Shifting consumer attitudes, behaviors and demographics; an evolving marketplace with ongoing channel and digital disruptions; and increasing competition for consumer mindshare and dollars are changing the playing field for food companies and foodservice operators, according to The NPD Group. The key shifts are how consumers shop, define convenience, use restaurants and foodservice outlets, and personalize health and wellness, according to NPD’s recently released Eating Patterns in America report.

“Consumer eating attitudes and behaviors are evolving in ways that transform long-standing consumption patterns. Shifting demographics, changing meal composition, more fresh foods, and new attitudes on beverages all create challenges for growth,” said David Portalatin, NPD vice president, industry analyst and author of Eating Patterns in America. “Today’s macro environment isn’t generating organic growth for the food and foodservice sectors so we’re dealing with a 1 percent world.”

In addition to changing consumption patterns, consumers are also making fewer visits to restaurants, opting to stay at home or spend their money on experiences or something else. As a result restaurant visits declined for the last several quarters, but evidence of the country’s stay-at-home culture is that foodservice delivery is growing.

Among the top factors contributing to the shifts in consumption are the attitudes and behaviors of two largest generational groups, baby boomers and millennials. Millennials have now surpassed boomers in numbers but boomers remain a large population and their behaviors still have a significant influence on the marketplace. For example, as boomers age they use restaurants less and their cutback has resulted in 292 million fewer restaurant visits per year. Like the boomers did before them, millennials, a generation strapped by sizeable student debt and other committed expenses, are agents of marketplace change as they move through their life stages. They continue to influence the food and restaurant industries with their want of authenticity, fresh and social consciousness.

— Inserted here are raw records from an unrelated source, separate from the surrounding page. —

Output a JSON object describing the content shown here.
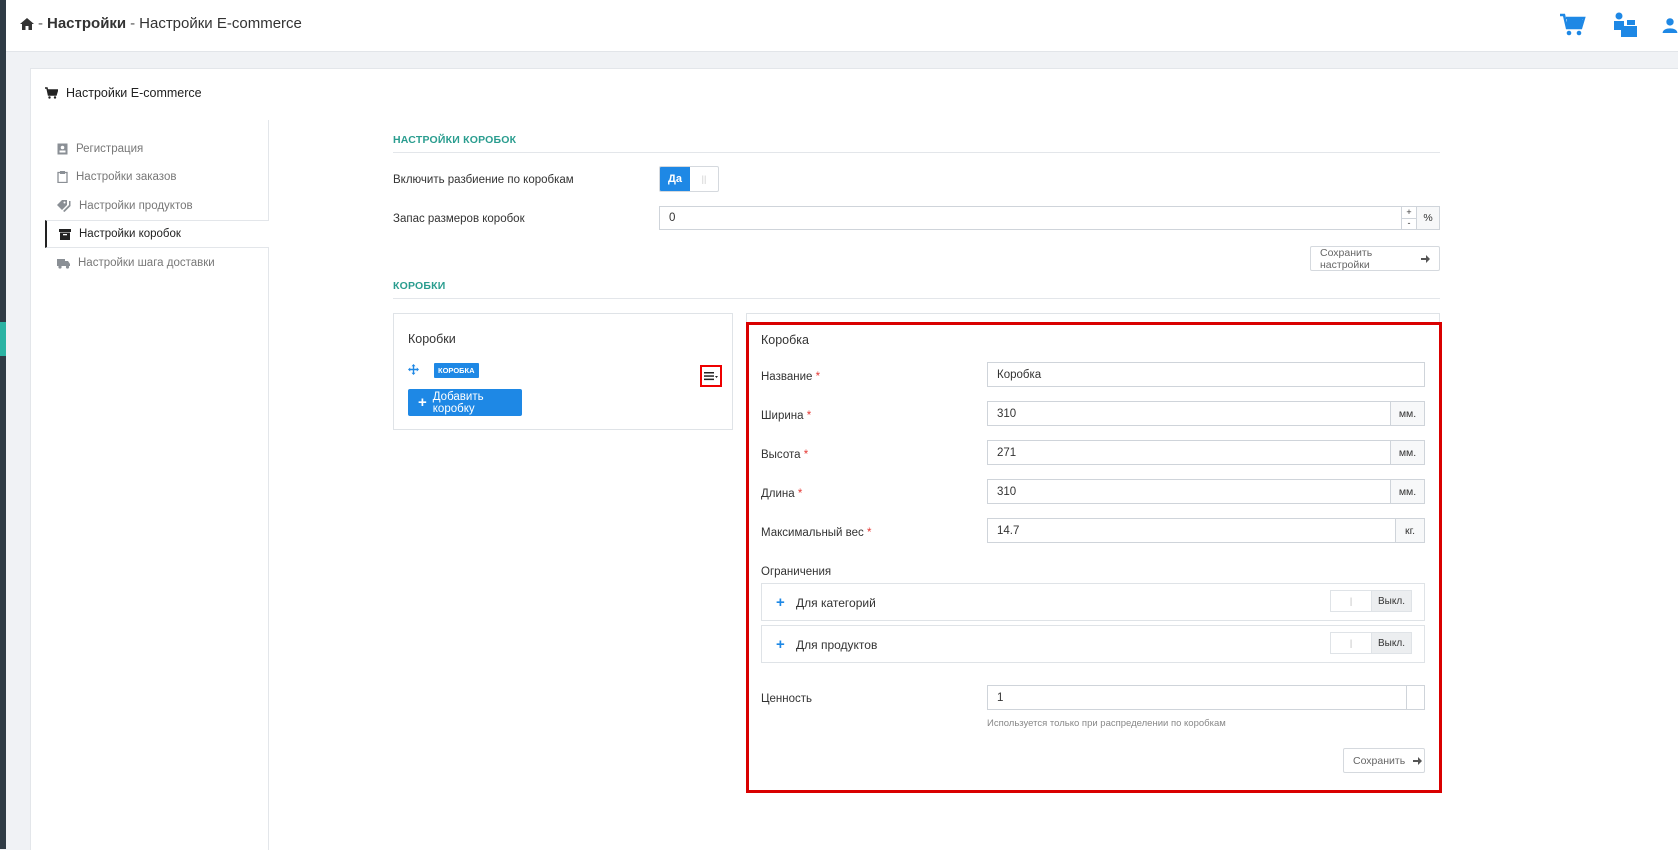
{
  "breadcrumb": {
    "separator": "-",
    "parent": "Настройки",
    "current": "Настройки E-commerce"
  },
  "header_icons": [
    "cart-icon",
    "cashier-icon",
    "user-icon"
  ],
  "panel": {
    "title": "Настройки E-commerce"
  },
  "sidebar": {
    "items": [
      {
        "label": "Регистрация",
        "icon": "contact-card-icon",
        "active": false
      },
      {
        "label": "Настройки заказов",
        "icon": "clipboard-icon",
        "active": false
      },
      {
        "label": "Настройки продуктов",
        "icon": "tags-icon",
        "active": false
      },
      {
        "label": "Настройки коробок",
        "icon": "archive-box-icon",
        "active": true
      },
      {
        "label": "Настройки шага доставки",
        "icon": "truck-icon",
        "active": false
      }
    ]
  },
  "box_settings": {
    "section_title": "НАСТРОЙКИ КОРОБОК",
    "enable_label": "Включить разбиение по коробкам",
    "enable_on_label": "Да",
    "enable_off_label": "||",
    "reserve_label": "Запас размеров коробок",
    "reserve_value": "0",
    "spin_plus": "+",
    "spin_minus": "-",
    "reserve_unit": "%",
    "save_label": "Сохранить настройки"
  },
  "boxes": {
    "section_title": "КОРОБКИ",
    "list_title": "Коробки",
    "item_tag": "КОРОБКА",
    "add_label": "Добавить коробку"
  },
  "box_form": {
    "title": "Коробка",
    "name_label": "Название",
    "name_value": "Коробка",
    "width_label": "Ширина",
    "width_value": "310",
    "width_unit": "мм.",
    "height_label": "Высота",
    "height_value": "271",
    "height_unit": "мм.",
    "length_label": "Длина",
    "length_value": "310",
    "length_unit": "мм.",
    "weight_label": "Максимальный вес",
    "weight_value": "14.7",
    "weight_unit": "кг.",
    "required_mark": "*",
    "limits_label": "Ограничения",
    "limits": [
      {
        "label": "Для категорий",
        "toggle_handle": "|",
        "toggle_state": "Выкл."
      },
      {
        "label": "Для продуктов",
        "toggle_handle": "|",
        "toggle_state": "Выкл."
      }
    ],
    "value_label": "Ценность",
    "value_value": "1",
    "value_hint": "Используется только при распределении по коробкам",
    "save_label": "Сохранить"
  },
  "colors": {
    "accent": "#1e88e5",
    "section_title": "#2a9d8f",
    "highlight": "#d90000"
  }
}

“Although the food and foodservice industries are in a stalled growth mode, there are still pockets of growth,” said Portalatin. “To grow in these challenged markets will require renovation by some, reinvention by others, and by many a deeper understanding of what consumers really need and want.”